Figure 1. EVs proteomic workflow. First step is the sample collection and EVs isolation starting commonly from biological fluids and cell lines. Proteins are extracted and prepared for proteomic analysis. By gel-based approach, a 2DE proteomic profiling and differential analysis is performed, followed by acquisition of mass spectra by MALDI-TOF/TOF, and protein identification. By gel-free approach, proteins are digested enzymatically and processed by LC-MS/MS and dedicated software. Identified proteins are then subjected to biological interpretation by bioinformatic analysis, such as enrichment, network and pathway analyses. Some illustrations were adapted from Servier Medical Art, licensed under a Creative Commons Attribution 3.0 Unported License.
Proteomes 10 00012 g001
Figure 2. Two-dimensional electrophoresis images indicative of the protein profile of (A) EVs from BAL of IPF patients, (B) BAL of IPF patients and (C) EVs from BAL of subacute hypersensitivity pneumonitis patients.
Figure 2. Two-dimensional electrophoresis images indicative of the protein profile of (A) EVs from BAL of IPF patients, (B) BAL of IPF patients and (C) EVs from BAL of subacute hypersensitivity pneumonitis patients.
Proteomes 10 00012 g002
Figure 3. Two-dimensional electrophoresis images indicative of the protein profile of (A) Astrocytes culture-derived EVs and (B) astrocytes cells.
Figure 3. Two-dimensional electrophoresis images indicative of the protein profile of (A) Astrocytes culture-derived EVs and (B) astrocytes cells.
Proteomes 10 00012 g003
Figure 4. Two-dimensional electrophoresis images indicative of the protein profile of (A) human plasma-derived EVs and (B) human plasma.
Figure 4. Two-dimensional electrophoresis images indicative of the protein profile of (A) human plasma-derived EVs and (B) human plasma.
Proteomes 10 00012 g004
Figure 5. Two-dimensional electrophoresis images indicative of the protein profile of (A) Human seminal fluid-derived EVs and (B) Human seminal fluid.
Figure 5. Two-dimensional electrophoresis images indicative of the protein profile of (A) Human seminal fluid-derived EVs and (B) Human seminal fluid.
Proteomes 10 00012 g005
Publisher’s Note: MDPI stays neutral with regard to jurisdictional claims in published maps and institutional affiliations.

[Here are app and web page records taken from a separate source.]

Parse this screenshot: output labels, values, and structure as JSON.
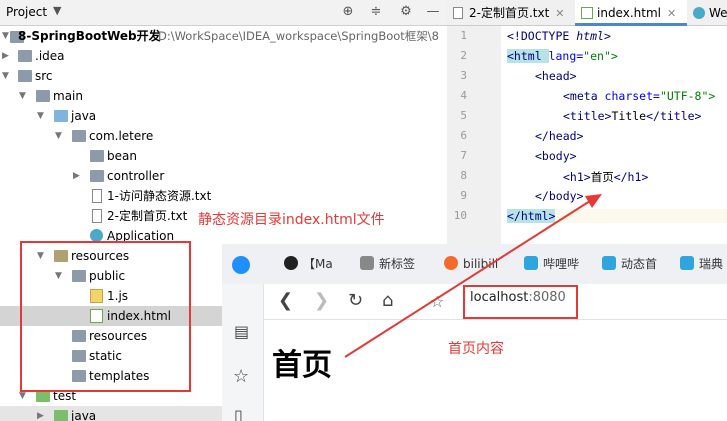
{
  "project_panel": {
    "title": "Project",
    "items": [
      {
        "label": "8-SpringBootWeb开发",
        "path": "D:\\WorkSpace\\IDEA_workspace\\SpringBoot框架\\8"
      },
      {
        "label": ".idea"
      },
      {
        "label": "src"
      },
      {
        "label": "main"
      },
      {
        "label": "java"
      },
      {
        "label": "com.letere"
      },
      {
        "label": "bean"
      },
      {
        "label": "controller"
      },
      {
        "label": "1-访问静态资源.txt"
      },
      {
        "label": "2-定制首页.txt"
      },
      {
        "label": "Application"
      },
      {
        "label": "resources"
      },
      {
        "label": "public"
      },
      {
        "label": "1.js"
      },
      {
        "label": "index.html"
      },
      {
        "label": "resources"
      },
      {
        "label": "static"
      },
      {
        "label": "templates"
      },
      {
        "label": "test"
      },
      {
        "label": "java"
      }
    ]
  },
  "editor": {
    "tabs": [
      {
        "label": "2-定制首页.txt"
      },
      {
        "label": "index.html"
      },
      {
        "label": "We"
      }
    ],
    "line_numbers": [
      "1",
      "2",
      "3",
      "4",
      "5",
      "6",
      "7",
      "8",
      "9",
      "10"
    ],
    "lines": [
      {
        "t1": "<!DOCTYPE ",
        "t2": "html",
        "t3": ">"
      },
      {
        "t1": "<html ",
        "t2": "lang=",
        "t3": "\"en\">"
      },
      {
        "t1": "<head>"
      },
      {
        "t1": "<meta ",
        "t2": "charset=",
        "t3": "\"UTF-8\">"
      },
      {
        "t1": "<title>",
        "t2": "Title",
        "t3": "</title>"
      },
      {
        "t1": "</head>"
      },
      {
        "t1": "<body>"
      },
      {
        "t1": "<h1>",
        "t2": "首页",
        "t3": "</h1>"
      },
      {
        "t1": "</body>"
      },
      {
        "t1": "</html>"
      }
    ]
  },
  "browser": {
    "tabs": [
      "【Ma",
      "新标签",
      "bilibili",
      "哔哩哔",
      "动态首",
      "瑞典"
    ],
    "url_host": "localhost",
    "url_port": ":8080",
    "heading": "首页"
  },
  "annotations": {
    "dir_note": "静态资源目录index.html文件",
    "home_note": "首页内容"
  },
  "colors": {
    "annotation_red": "#e53935",
    "highlight": "#b7e3e8",
    "tab_accent": "#4a88c7"
  }
}
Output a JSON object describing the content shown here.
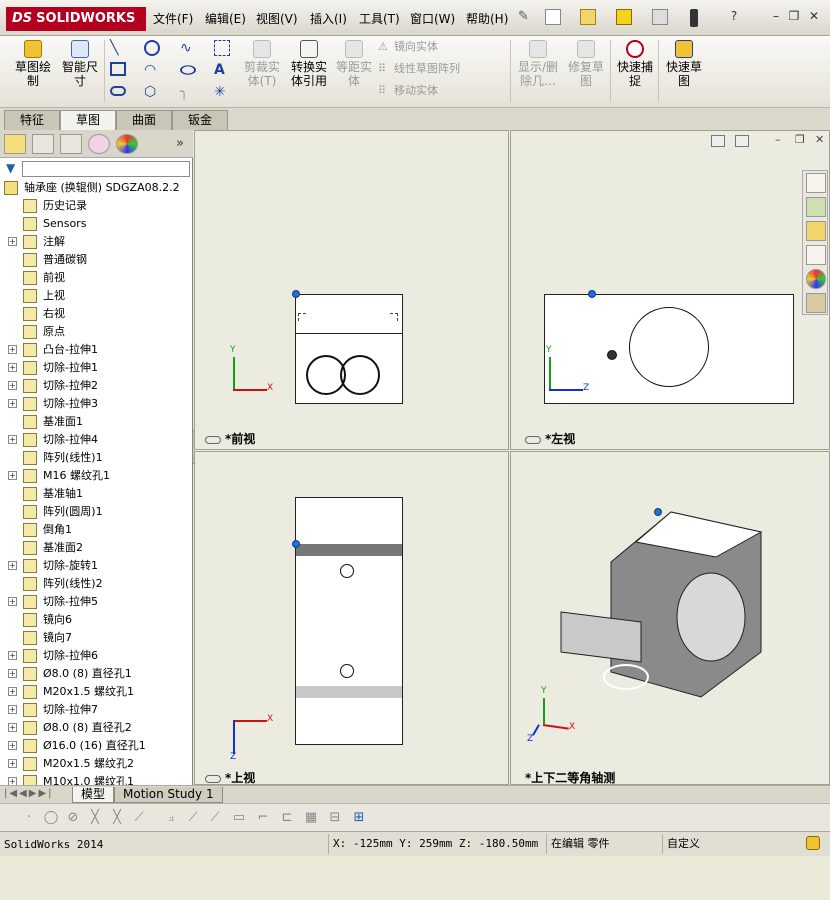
{
  "app": {
    "logo_ds": "DS",
    "logo_name": "SOLIDWORKS"
  },
  "menu": [
    "文件(F)",
    "编辑(E)",
    "视图(V)",
    "插入(I)",
    "工具(T)",
    "窗口(W)",
    "帮助(H)"
  ],
  "commands": {
    "sketch": "草图绘\n制",
    "smart_dim": "智能尺\n寸",
    "trim": "剪裁实\n体(T)",
    "convert": "转换实\n体引用",
    "offset": "等距实\n体",
    "mirror": "镜向实体",
    "linear_pattern": "线性草图阵列",
    "move": "移动实体",
    "show_delete": "显示/删\n除几…",
    "repair": "修复草\n图",
    "quick_snap": "快速捕\n捉",
    "rapid_sketch": "快速草\n图"
  },
  "tabs": [
    "特征",
    "草图",
    "曲面",
    "钣金"
  ],
  "active_tab": "草图",
  "tree": {
    "root": "轴承座 (换辊侧)  SDGZA08.2.2",
    "items": [
      {
        "label": "历史记录",
        "icon": "history-icon",
        "exp": false
      },
      {
        "label": "Sensors",
        "icon": "sensor-icon",
        "exp": false
      },
      {
        "label": "注解",
        "icon": "annotation-icon",
        "exp": true
      },
      {
        "label": "普通碳钢",
        "icon": "material-icon",
        "exp": false
      },
      {
        "label": "前视",
        "icon": "plane-icon",
        "exp": false
      },
      {
        "label": "上视",
        "icon": "plane-icon",
        "exp": false
      },
      {
        "label": "右视",
        "icon": "plane-icon",
        "exp": false
      },
      {
        "label": "原点",
        "icon": "origin-icon",
        "exp": false
      },
      {
        "label": "凸台-拉伸1",
        "icon": "boss-icon",
        "exp": true
      },
      {
        "label": "切除-拉伸1",
        "icon": "cut-icon",
        "exp": true
      },
      {
        "label": "切除-拉伸2",
        "icon": "cut-icon",
        "exp": true
      },
      {
        "label": "切除-拉伸3",
        "icon": "cut-icon",
        "exp": true
      },
      {
        "label": "基准面1",
        "icon": "plane-icon",
        "exp": false
      },
      {
        "label": "切除-拉伸4",
        "icon": "cut-icon",
        "exp": true
      },
      {
        "label": "阵列(线性)1",
        "icon": "pattern-icon",
        "exp": false
      },
      {
        "label": "M16 螺纹孔1",
        "icon": "hole-icon",
        "exp": true
      },
      {
        "label": "基准轴1",
        "icon": "axis-icon",
        "exp": false
      },
      {
        "label": "阵列(圆周)1",
        "icon": "circular-pattern-icon",
        "exp": false
      },
      {
        "label": "倒角1",
        "icon": "chamfer-icon",
        "exp": false
      },
      {
        "label": "基准面2",
        "icon": "plane-icon",
        "exp": false
      },
      {
        "label": "切除-旋转1",
        "icon": "revolve-cut-icon",
        "exp": true
      },
      {
        "label": "阵列(线性)2",
        "icon": "pattern-icon",
        "exp": false
      },
      {
        "label": "切除-拉伸5",
        "icon": "cut-icon",
        "exp": true
      },
      {
        "label": "镜向6",
        "icon": "mirror-icon",
        "exp": false
      },
      {
        "label": "镜向7",
        "icon": "mirror-icon",
        "exp": false
      },
      {
        "label": "切除-拉伸6",
        "icon": "cut-icon",
        "exp": true
      },
      {
        "label": "Ø8.0 (8) 直径孔1",
        "icon": "hole-icon",
        "exp": true
      },
      {
        "label": "M20x1.5 螺纹孔1",
        "icon": "hole-icon",
        "exp": true
      },
      {
        "label": "切除-拉伸7",
        "icon": "cut-icon",
        "exp": true
      },
      {
        "label": "Ø8.0 (8) 直径孔2",
        "icon": "hole-icon",
        "exp": true
      },
      {
        "label": "Ø16.0 (16) 直径孔1",
        "icon": "hole-icon",
        "exp": true
      },
      {
        "label": "M20x1.5 螺纹孔2",
        "icon": "hole-icon",
        "exp": true
      },
      {
        "label": "M10x1.0 螺纹孔1",
        "icon": "hole-icon",
        "exp": true
      }
    ]
  },
  "views": {
    "front": "*前视",
    "left": "*左视",
    "top": "*上视",
    "iso": "*上下二等角轴测"
  },
  "axes": {
    "x": "X",
    "y": "Y",
    "z": "Z"
  },
  "bottom_tabs": [
    "模型",
    "Motion Study 1"
  ],
  "status": {
    "app": "SolidWorks 2014",
    "coords": "X: -125mm Y: 259mm Z: -180.50mm",
    "mode": "在编辑 零件",
    "units": "自定义"
  },
  "colors": {
    "accent": "#b2001e",
    "origin_blue": "#1f6fd8",
    "axis_x": "#d01010",
    "axis_y": "#14a014",
    "axis_z": "#1030d0"
  }
}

Share and Cite

MDPI and ACS Style

Shaba, E.; Vantaggiato, L.; Governini, L.; Haxhiu, A.; Sebastiani, G.; Fignani, D.; Grieco, G.E.; Bergantini, L.; Bini, L.; Landi, C. Multi-Omics Integrative Approach of Extracellular Vesicles: A Future Challenging Milestone. Proteomes 2022, 10, 12.

AMA Style

Shaba E, Vantaggiato L, Governini L, Haxhiu A, Sebastiani G, Fignani D, Grieco GE, Bergantini L, Bini L, Landi C. Multi-Omics Integrative Approach of Extracellular Vesicles: A Future Challenging Milestone. Proteomes. 2022; 10(2):12.

Chicago/Turabian Style

Shaba, Enxhi, Lorenza Vantaggiato, Laura Governini, Alesandro Haxhiu, Guido Sebastiani, Daniela Fignani, Giuseppina Emanuela Grieco, Laura Bergantini, Luca Bini, and Claudia Landi. 2022. "Multi-Omics Integrative Approach of Extracellular Vesicles: A Future Challenging Milestone" Proteomes 10, no. 2: 12.

Note that from the first issue of 2016, this journal uses article numbers instead of page numbers. See further details here.

Article Metrics

Back to TopTop